━━━━━ Records for the exercise

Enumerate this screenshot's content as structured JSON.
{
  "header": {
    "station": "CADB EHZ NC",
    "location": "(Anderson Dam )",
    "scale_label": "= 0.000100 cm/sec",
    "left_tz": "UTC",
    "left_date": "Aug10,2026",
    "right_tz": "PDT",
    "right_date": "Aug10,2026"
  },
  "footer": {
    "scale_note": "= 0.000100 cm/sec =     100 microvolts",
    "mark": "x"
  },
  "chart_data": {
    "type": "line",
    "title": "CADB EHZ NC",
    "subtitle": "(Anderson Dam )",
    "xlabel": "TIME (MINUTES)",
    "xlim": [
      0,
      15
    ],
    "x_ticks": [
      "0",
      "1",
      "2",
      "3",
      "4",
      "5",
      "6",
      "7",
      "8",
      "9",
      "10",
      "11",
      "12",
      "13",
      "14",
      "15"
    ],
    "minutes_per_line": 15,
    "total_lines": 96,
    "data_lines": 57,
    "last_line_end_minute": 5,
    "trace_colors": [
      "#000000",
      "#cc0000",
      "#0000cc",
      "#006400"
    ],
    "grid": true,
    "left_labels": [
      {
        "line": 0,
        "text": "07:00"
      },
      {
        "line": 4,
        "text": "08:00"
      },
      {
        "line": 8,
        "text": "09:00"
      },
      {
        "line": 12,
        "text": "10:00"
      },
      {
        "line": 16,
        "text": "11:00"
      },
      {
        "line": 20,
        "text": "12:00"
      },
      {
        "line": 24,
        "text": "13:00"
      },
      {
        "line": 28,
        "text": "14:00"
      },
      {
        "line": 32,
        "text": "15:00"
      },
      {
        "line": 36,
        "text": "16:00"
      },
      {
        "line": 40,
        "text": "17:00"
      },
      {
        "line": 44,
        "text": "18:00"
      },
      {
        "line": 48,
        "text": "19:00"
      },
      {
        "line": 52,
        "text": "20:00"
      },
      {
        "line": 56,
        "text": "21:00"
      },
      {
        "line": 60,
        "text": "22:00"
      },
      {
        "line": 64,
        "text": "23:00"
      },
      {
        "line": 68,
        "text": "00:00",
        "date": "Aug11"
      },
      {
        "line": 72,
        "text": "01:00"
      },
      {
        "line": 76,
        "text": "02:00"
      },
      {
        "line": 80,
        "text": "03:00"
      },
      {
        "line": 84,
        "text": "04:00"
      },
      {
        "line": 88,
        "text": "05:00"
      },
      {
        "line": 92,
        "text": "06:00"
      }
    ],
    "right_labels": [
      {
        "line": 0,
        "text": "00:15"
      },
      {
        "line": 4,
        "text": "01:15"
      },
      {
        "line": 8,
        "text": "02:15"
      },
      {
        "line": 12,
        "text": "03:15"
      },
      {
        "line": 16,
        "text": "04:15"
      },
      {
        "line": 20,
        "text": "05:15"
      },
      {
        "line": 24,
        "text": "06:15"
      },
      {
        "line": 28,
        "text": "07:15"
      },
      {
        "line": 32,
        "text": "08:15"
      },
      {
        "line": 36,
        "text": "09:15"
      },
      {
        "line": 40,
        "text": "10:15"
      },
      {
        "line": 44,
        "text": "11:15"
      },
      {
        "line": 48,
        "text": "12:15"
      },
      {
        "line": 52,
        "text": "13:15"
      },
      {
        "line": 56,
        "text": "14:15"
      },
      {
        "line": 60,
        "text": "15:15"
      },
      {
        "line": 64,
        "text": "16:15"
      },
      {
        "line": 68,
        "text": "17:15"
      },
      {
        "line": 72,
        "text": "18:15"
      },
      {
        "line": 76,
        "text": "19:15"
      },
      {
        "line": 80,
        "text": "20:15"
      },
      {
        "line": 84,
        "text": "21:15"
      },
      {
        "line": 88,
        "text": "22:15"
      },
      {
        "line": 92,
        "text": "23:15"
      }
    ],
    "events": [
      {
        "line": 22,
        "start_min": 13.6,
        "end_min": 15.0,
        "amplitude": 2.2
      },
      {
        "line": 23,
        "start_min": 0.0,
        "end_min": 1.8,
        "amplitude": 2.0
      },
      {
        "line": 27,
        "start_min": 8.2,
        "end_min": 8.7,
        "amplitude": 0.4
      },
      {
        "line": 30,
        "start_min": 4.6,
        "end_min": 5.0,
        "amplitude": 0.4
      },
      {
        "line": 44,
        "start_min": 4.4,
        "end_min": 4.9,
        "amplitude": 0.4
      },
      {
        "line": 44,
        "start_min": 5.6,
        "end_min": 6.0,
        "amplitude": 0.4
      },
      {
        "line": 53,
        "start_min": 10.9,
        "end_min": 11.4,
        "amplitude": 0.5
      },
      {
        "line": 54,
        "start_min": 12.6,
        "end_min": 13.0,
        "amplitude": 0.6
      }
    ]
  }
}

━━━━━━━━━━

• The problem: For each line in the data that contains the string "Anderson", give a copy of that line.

• Completed task:
    "location": "(Anderson Dam )",
    "subtitle": "(Anderson Dam )",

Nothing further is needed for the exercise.